REQUIRED ACTION >> Count each line below that has "legend" anywhere in it. Answer with the total alone.

(Collected data entries)
- - - - -

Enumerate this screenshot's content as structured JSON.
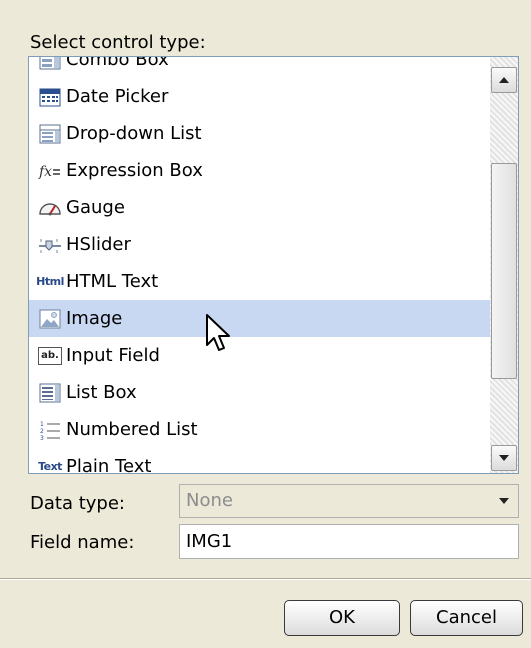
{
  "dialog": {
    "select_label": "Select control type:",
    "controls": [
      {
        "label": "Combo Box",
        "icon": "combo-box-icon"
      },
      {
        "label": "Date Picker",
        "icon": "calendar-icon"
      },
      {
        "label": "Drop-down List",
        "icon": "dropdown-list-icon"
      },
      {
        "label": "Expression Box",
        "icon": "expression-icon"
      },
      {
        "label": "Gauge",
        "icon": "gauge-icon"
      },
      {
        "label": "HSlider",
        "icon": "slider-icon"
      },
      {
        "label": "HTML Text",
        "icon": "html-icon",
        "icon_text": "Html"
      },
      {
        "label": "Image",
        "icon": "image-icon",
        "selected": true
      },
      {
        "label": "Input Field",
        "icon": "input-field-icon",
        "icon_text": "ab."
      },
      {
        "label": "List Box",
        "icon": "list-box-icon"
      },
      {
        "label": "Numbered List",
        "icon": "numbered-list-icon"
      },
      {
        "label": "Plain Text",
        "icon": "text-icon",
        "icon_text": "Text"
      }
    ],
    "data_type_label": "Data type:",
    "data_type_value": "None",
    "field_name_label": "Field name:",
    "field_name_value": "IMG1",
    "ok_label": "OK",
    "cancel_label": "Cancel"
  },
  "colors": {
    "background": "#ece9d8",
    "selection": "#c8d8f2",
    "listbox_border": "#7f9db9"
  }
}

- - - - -

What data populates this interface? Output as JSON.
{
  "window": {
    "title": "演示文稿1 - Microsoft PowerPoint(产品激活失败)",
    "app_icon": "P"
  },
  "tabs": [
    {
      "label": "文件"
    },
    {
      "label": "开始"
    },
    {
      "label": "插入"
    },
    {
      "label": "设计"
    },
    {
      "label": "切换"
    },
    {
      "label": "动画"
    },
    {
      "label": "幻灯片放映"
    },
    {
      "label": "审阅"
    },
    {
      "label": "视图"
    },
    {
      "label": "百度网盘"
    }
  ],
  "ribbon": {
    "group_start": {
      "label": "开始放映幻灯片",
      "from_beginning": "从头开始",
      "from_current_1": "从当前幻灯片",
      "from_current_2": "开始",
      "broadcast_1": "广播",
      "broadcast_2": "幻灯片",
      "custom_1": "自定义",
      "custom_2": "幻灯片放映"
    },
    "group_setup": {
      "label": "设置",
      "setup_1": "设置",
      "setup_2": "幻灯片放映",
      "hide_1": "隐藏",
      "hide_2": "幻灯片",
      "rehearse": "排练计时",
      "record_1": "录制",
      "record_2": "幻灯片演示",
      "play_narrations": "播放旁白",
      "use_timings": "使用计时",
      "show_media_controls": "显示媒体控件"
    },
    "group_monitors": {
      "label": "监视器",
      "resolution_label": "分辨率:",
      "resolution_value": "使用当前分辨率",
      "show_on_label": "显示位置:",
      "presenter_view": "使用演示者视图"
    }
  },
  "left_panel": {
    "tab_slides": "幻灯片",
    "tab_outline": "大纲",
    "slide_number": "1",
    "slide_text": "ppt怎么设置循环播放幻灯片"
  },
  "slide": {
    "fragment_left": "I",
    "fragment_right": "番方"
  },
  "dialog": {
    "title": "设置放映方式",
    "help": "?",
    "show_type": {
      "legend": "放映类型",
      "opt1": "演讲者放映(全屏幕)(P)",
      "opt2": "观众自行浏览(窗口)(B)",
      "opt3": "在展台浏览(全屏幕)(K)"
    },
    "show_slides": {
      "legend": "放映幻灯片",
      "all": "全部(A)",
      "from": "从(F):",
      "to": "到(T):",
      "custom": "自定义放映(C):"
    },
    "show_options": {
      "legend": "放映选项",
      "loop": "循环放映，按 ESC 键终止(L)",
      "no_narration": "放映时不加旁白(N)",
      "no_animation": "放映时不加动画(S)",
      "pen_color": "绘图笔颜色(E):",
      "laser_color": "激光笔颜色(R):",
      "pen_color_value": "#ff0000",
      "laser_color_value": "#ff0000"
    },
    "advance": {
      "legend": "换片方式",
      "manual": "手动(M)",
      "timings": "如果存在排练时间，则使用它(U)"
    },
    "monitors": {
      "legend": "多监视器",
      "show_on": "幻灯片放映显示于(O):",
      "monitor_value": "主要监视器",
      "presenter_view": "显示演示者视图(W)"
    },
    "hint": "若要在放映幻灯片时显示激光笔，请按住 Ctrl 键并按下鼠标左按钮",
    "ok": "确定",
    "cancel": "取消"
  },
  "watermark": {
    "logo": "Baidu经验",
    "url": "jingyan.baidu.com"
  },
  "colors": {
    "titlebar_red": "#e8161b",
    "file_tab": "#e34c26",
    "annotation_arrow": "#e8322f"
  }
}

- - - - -

EXERCISE RESPONSE >> 5